SABRA LANE: Just picking up on that point that you made there about the next election. The Labor review came out yesterday about the last election. It's blamed three lethal factors for your party's election loss this year - a weak strategy, a poor adaptability and an unpopular leader, Bill Shorten.

How do you turn that around?

JOEL FITZGIBBON: Well, it is an honest, comprehensive and no-holds-barred document which I think importantly gives Anthony Albanese the authority he needs to take the party back to basics, back to its key values and objectives as a party and they are, of course, fairness, equality of opportunity and economic security.

It is a pretty basic formula.

SABRA LANE: It didn't offer a view on policies. Should the party keep or cut the policies on franking credits, negative gearing? It also warned about the party being a grievance-led party?

JOEL FITZGIBBON: Well, I doubt franking credits have much of a future within the Labor Party but all of our policies will be reviewed and they'll be reviewed through the prism of Labor's key values and again they are, equality of opportunity, economic security.

That's what important to people and we've got to focus again on our blue-collar base, assuring our base that we support manufacturing and the mining industry and the energy sector.

That we have a plan to both give those sectors a future and those who work within them a future.

SABRA LANE: How do you beat Mr Morrison at the next election? You believe that he is mimicking Mr Trump from wearing baseball caps to cultivating patriotic fervour even coining his own term for fake news.

You'd think the "bubble question" phrase that he uses, his term for that.

The public seems to be liking all of that.

JOEL FITZGIBBON: Well, he is certainly reading the Donald Trump playbook but I think he is a cheap imitation. I think there is a stark contrast there.

Whether you support him or you don't, Donald Trump is a change agent, whereas Scott Morrison is just promising more of the same.

He promised in the election he would change nothing and that's one election promise he has absolutely kept.

But I think people are looking for imagination, innovation, creativity and they want a government that sees a very rapidly changing world and has policies to adapt to that world and to provide opportunity for all Australians.

SABRA LANE: You recently advocated adopting the Coalition's policy on carbon emissions. It is reported that Mr Albanese carpeted you for that. Is that right and will you still advocate that idea?

JOEL FITZGIBBON: Well, Albo and I certainly had a robust conversation about my views. There is nothing wrong with that.

That's a healthy thing.

The key point I was making is that we need a policy settlement on carbon emissions. We want to be able to get things done.

Emissions continue to rise every year and I was prosecuting a case for forcing Scott Morrison to reverse that and to hold him to account.

We can sit back for three years and allow emissions to continue to rise or we can put in place strategies to force Scott Morrison to finally do something.

SABRA LANE: Will you still keep advocating that idea of copying the Coalition's policy?

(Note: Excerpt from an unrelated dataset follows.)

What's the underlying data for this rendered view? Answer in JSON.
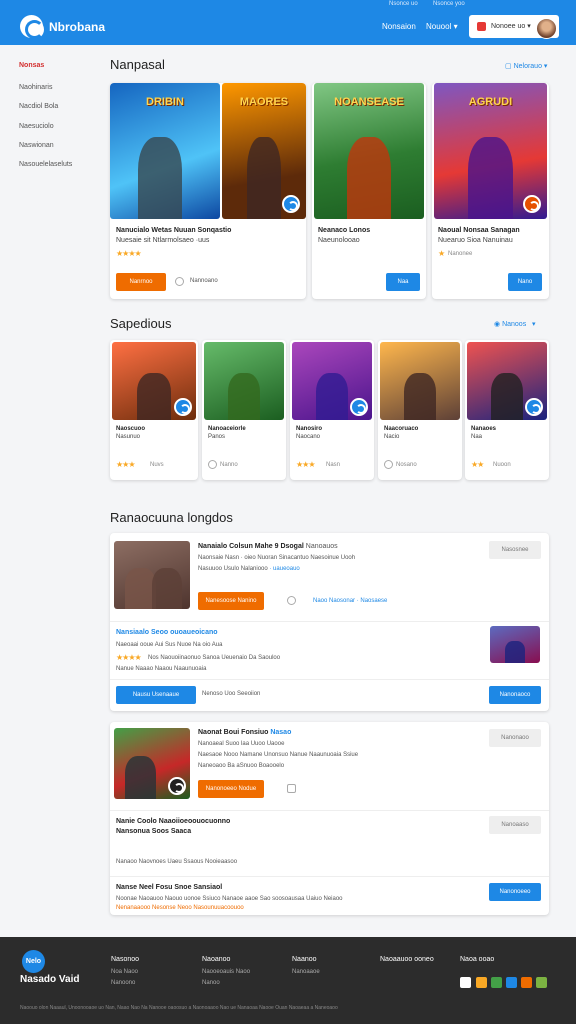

JOEL FITZGIBBON: I'll certainly keep advocating for a political settlement. I don't want to go to another election where carbon emissions are front and centre in the election campaign.

I don't believe that's good for the Labor Party but more particularly, I don't believe it is good for the country because it is a recipe for more rising emissions over the coming years and it is a recipe for higher household energy bills and it's a recipe for less manufacturing jobs in Australia.

SABRA LANE: You've reached out to Mr Morrison recently to end the wars on climate and energy. Is he talking to you?

JOEL FITZGIBBON: No, I don't think it is in Scott Morrison's character to accept the hand of bipartisanship. He's demonstrated that on drought and I'm sure that will be the case on carbon and energy policy.

That's a mistake on his part because with a settlement, we could meet our international obligations on carbon emissions, we could take meaningful action on climate change while at the same time, retaining a strong coal mining industry and at the same time, drive energy prices for households and manufacturers down rather than continue to allow them to rise.

SABRA LANE: And that is the Shadow Agriculture Minister, Joel Fitzgibbon.